§ **Problem details**: Copy each line of the following data that contains "productionport".

§ **Raw data**:
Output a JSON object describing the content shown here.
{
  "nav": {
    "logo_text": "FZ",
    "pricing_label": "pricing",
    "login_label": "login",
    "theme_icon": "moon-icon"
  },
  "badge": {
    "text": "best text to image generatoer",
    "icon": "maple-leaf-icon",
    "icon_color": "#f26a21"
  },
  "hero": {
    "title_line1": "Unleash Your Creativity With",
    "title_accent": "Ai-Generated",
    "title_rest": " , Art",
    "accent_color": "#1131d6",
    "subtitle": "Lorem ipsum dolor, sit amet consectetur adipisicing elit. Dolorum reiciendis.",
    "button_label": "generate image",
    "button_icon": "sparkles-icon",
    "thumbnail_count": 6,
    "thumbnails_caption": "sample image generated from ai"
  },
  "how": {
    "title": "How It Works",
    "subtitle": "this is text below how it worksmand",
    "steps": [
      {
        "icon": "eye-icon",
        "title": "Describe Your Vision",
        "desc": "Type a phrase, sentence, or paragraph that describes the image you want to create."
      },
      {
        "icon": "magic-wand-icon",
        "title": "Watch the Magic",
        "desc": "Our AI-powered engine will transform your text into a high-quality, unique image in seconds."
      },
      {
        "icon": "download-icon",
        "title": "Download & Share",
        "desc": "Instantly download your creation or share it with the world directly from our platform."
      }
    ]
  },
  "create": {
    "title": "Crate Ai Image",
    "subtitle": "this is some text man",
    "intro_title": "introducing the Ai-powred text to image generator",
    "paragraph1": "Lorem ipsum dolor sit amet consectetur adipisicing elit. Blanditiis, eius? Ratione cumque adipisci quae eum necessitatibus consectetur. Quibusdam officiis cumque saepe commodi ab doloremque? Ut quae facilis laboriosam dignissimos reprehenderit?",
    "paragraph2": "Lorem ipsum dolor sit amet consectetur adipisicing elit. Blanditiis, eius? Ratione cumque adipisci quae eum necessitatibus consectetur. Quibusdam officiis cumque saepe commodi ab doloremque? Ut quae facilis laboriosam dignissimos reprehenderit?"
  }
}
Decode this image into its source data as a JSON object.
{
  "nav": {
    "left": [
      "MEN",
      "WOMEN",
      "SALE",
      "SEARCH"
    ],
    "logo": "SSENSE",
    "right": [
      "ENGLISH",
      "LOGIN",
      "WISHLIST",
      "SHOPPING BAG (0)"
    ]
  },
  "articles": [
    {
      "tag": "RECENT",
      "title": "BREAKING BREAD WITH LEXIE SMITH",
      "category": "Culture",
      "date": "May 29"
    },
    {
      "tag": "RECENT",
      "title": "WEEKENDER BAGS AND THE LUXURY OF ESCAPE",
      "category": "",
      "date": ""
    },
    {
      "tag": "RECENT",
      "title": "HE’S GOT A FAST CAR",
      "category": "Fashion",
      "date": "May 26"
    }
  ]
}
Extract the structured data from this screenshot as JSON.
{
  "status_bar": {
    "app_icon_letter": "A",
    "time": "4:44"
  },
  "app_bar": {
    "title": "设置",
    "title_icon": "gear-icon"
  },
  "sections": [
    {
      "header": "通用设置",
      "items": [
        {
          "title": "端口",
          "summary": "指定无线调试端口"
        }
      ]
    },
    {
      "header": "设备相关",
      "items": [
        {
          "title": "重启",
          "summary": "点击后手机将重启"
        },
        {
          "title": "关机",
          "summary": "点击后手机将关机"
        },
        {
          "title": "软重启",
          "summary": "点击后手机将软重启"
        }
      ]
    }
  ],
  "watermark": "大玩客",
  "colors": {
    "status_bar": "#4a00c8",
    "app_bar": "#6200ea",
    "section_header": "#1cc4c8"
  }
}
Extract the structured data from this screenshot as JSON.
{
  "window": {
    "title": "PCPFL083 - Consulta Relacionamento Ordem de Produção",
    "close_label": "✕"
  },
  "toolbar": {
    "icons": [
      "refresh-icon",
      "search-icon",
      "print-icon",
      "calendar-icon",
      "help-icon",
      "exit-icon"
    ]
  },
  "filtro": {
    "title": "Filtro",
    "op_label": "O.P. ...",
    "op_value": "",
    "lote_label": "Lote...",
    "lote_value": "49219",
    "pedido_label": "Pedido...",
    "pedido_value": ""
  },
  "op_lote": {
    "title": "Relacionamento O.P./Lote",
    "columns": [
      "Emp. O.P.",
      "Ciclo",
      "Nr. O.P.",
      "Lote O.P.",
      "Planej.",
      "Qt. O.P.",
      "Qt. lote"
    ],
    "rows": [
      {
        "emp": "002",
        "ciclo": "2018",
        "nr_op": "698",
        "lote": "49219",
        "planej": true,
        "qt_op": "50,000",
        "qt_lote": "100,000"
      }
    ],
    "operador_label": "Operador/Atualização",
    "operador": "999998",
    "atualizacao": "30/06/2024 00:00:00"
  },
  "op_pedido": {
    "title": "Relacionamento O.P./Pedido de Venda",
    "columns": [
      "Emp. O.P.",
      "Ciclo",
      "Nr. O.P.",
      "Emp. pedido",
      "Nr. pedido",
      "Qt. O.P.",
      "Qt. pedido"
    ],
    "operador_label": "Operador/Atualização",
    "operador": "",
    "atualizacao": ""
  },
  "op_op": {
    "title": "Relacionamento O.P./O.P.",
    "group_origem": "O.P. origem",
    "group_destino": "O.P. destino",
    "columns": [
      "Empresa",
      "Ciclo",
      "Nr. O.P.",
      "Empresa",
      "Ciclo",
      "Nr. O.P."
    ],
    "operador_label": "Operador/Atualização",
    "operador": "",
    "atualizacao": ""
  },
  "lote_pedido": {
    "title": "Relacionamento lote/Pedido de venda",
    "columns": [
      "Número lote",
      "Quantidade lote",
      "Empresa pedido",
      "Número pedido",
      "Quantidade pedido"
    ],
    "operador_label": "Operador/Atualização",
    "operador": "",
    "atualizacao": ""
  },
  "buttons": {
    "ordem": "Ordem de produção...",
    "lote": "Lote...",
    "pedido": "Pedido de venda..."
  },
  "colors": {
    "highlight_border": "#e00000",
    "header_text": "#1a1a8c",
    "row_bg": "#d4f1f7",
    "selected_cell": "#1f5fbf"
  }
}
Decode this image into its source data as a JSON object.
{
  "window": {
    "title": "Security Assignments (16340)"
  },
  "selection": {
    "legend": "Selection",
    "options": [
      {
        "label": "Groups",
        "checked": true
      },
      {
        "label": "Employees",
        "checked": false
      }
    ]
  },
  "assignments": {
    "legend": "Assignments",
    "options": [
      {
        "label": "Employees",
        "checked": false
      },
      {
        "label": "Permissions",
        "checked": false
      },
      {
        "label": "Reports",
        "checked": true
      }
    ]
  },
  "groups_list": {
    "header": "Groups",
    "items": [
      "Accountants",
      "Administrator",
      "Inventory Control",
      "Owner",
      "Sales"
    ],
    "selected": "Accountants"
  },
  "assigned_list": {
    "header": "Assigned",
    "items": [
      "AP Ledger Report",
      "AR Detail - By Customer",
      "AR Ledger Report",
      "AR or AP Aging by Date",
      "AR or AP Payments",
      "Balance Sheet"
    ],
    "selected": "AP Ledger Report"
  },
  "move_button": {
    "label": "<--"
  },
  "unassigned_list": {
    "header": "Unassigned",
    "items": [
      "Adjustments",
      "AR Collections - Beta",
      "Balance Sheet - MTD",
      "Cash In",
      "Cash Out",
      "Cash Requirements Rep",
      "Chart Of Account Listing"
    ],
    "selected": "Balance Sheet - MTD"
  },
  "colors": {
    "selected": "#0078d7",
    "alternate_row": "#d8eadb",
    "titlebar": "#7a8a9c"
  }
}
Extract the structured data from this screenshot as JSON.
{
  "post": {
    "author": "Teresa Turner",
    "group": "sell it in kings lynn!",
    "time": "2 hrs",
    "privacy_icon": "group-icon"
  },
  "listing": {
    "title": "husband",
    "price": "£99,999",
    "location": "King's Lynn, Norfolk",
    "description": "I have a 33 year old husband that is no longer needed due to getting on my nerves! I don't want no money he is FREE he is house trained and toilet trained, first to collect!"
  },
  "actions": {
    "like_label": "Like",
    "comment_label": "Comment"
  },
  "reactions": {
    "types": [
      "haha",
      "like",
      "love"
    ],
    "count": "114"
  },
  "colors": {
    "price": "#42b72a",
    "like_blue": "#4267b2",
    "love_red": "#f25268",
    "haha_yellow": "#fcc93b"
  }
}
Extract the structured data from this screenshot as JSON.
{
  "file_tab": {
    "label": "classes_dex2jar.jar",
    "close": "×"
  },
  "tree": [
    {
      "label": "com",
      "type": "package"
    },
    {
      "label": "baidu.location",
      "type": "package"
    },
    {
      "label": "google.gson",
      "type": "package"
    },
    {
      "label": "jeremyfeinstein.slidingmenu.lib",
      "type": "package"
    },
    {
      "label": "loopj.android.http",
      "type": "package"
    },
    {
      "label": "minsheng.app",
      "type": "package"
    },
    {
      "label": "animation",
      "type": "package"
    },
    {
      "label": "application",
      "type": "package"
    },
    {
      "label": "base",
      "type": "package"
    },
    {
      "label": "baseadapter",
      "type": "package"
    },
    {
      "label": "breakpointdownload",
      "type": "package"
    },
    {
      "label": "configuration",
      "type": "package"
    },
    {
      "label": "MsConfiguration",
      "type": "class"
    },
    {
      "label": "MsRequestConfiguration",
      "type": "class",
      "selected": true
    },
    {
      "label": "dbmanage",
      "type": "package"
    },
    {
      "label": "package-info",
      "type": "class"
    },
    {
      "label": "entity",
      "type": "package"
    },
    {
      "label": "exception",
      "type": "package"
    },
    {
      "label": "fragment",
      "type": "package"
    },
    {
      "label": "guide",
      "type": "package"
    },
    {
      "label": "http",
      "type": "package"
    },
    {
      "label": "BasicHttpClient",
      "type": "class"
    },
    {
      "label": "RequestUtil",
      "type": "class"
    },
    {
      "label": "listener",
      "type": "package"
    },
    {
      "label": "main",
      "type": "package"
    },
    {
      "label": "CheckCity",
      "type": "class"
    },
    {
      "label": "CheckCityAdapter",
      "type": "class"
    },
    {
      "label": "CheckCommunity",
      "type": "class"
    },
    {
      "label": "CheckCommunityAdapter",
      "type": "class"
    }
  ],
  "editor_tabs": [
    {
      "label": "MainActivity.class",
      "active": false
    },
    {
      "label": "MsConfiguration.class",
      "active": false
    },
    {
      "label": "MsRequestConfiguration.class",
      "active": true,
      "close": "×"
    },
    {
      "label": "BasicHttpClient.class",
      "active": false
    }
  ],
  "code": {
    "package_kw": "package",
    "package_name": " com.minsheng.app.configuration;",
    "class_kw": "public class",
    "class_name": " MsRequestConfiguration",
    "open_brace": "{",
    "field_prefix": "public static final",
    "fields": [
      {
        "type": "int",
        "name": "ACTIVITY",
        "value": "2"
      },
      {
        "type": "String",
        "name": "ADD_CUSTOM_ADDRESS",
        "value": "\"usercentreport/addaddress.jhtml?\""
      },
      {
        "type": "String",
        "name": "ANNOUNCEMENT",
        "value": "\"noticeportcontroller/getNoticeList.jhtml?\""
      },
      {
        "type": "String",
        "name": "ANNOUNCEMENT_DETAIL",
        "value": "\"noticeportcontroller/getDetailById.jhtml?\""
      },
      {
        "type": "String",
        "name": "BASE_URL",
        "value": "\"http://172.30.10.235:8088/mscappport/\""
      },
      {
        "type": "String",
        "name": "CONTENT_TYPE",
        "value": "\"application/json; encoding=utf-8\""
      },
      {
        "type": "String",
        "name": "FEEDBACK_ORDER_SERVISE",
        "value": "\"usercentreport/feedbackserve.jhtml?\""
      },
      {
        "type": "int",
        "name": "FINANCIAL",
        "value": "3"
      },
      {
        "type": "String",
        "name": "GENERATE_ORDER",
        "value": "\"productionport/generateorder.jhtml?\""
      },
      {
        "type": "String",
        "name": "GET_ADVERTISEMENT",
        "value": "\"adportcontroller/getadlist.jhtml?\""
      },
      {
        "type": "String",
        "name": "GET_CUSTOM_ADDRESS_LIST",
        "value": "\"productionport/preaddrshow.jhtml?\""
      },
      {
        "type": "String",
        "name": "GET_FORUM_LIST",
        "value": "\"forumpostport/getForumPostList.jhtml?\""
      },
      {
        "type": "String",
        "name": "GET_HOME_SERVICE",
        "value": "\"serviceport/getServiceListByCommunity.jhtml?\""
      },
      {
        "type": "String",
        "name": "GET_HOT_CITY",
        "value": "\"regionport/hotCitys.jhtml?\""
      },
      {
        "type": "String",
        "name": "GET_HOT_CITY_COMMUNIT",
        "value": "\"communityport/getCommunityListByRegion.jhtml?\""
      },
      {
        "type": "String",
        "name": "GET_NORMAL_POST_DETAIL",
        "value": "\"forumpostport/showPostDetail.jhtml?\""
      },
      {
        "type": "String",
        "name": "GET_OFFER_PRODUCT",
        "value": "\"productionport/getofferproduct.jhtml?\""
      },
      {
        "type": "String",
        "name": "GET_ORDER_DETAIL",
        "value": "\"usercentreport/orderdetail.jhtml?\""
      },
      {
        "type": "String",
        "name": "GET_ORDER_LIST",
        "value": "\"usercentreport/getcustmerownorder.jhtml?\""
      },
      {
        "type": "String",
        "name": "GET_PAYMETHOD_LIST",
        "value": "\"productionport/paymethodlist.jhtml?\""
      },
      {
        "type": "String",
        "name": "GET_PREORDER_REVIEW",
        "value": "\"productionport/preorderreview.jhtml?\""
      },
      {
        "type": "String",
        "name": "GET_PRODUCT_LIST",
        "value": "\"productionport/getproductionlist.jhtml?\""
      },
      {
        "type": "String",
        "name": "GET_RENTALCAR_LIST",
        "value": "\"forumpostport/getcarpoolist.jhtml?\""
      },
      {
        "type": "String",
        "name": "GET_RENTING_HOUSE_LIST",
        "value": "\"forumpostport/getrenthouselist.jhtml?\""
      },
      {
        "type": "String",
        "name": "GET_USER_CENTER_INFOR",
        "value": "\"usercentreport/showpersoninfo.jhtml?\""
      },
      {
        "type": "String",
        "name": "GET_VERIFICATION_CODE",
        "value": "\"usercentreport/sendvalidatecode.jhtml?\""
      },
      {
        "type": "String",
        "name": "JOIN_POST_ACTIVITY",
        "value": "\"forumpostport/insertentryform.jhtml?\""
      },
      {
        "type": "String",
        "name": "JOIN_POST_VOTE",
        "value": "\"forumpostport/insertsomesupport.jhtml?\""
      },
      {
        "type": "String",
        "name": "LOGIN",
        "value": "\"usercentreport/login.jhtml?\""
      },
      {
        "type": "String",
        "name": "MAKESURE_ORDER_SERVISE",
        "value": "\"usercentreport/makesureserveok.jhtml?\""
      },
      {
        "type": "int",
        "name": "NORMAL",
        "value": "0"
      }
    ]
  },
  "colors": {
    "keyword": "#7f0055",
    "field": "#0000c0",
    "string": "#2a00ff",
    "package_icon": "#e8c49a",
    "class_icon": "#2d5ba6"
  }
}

§ **Task output**:
        "value": "\"productionport/generateorder.jhtml?\""
        "value": "\"productionport/preaddrshow.jhtml?\""
        "value": "\"productionport/getofferproduct.jhtml?\""
        "value": "\"productionport/paymethodlist.jhtml?\""
        "value": "\"productionport/preorderreview.jhtml?\""
        "value": "\"productionport/getproductionlist.jhtml?\""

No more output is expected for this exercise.